These humans have escaped capture, Lark realizes. He cannot lead the men here. With a slight bow of his neck, he turns and heads back along his track. Behind him, he can feel the man’s gaze following. He hears the dogs drawing closer. They are on a collision course now.
Lark runs straight back along his track until he can stand to close the gap no longer, and drops into a ravine leading toward Lost Pass. The dogs are louder now, and he can sense them as they pick up the new trail. Lark leaps across the stream and scrambles up the far bank. The dogs have reached the top of the ravine, and he hears another shot ring out, but it is not a firestick. Instead, it sounds like a loud tap.
It rings out again, and something grabs Lark’s right hind leg. He rolls over and howls in pain. The grabbing sensation is accompanied by something else, not pain, but equally debilitating. He gathers his feet and runs again, hobbled by the tug of a wire, much like the devil wire he found himself entangled in a few years past.
Lark looks back. There is no wire, but he sees the huskies rising to the trail, mere yards away. He jumps to his feet and starts hobbling along. The dogs are upon him. This changes the game.
Lark leaps at the neck of the first dog. The husky ably dodges away from his snap, and the other dog takes a sharp bite at Lark’s hind leg. Lark sweeps his rear claws across the face of the second husky, and it whines as it rolls into a small rivulet by the trail’s shoulder.
The first husky recovers and lunges bravely at Lark’s neck. This is a mistake. Lark ducks and lashes his open maw at the neck of the poor creature. His jaws snap tight, with a power nearly triple that commanded by the dogs, and his teeth sink deep into its fur-covered skin. The warm blood gushes from its rushing veins, but the deal is done. The dog’s life is finished with the snap of its neck.
The second husky climbs to its feet and hobbles toward Lark. Lark is about to turn and race for the ridgetop, when the men climb out of the valley and strike him with a stretch of wires. The sharp metal spikes burrow into his skin, and he feels them, but their pain is obscured by something much more devastating.
Lark’s entire body is stilled as a thread of agony courses from the wires, filling his body from the tip of his tail to his eyes. He can’t think of a way to identify exactly what it is. It burns, but is not fire. It freezes him, but is not ice. His muscles seize, and he shakes, lying and kicking on the ground.

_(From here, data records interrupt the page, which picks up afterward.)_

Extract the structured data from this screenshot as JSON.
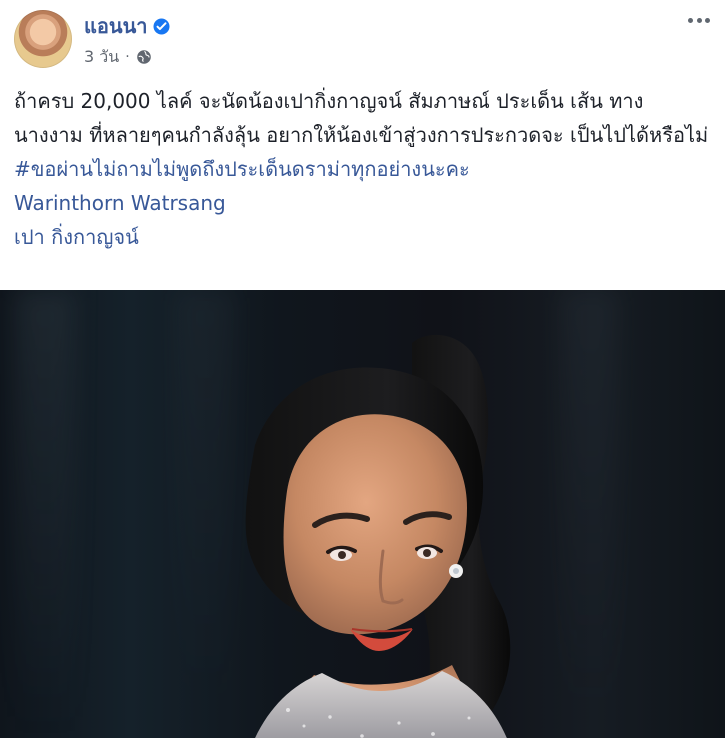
{
  "author": {
    "name": "แอนนา"
  },
  "post": {
    "time": "3 วัน",
    "separator": "·",
    "paragraph1": "ถ้าครบ 20,000 ไลค์ จะนัดน้องเปากิ่งกาญจน์ สัมภาษณ์ ประเด็น เส้น ทางนางงาม ที่หลายๆคนกำลังลุ้น อยากให้น้องเข้าสู่วงการประกวดจะ เป็นไปได้หรือไม่",
    "hashtag": "#ขอผ่านไม่ถามไม่พูดถึงประเด็นดราม่าทุกอย่างนะคะ",
    "mention1": "Warinthorn Watrsang",
    "mention2": "เปา กิ่งกาญจน์"
  },
  "colors": {
    "link": "#385898",
    "text": "#1d2129",
    "meta": "#616770"
  },
  "icons": {
    "verified": "verified-badge-icon",
    "privacy": "globe-icon",
    "more": "more-options-icon"
  }
}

He can see the dog pulled away, its tether in the hands of one of the men. The man with the wires steps over him. The pain strikes him once more.
Then he can see nothing else.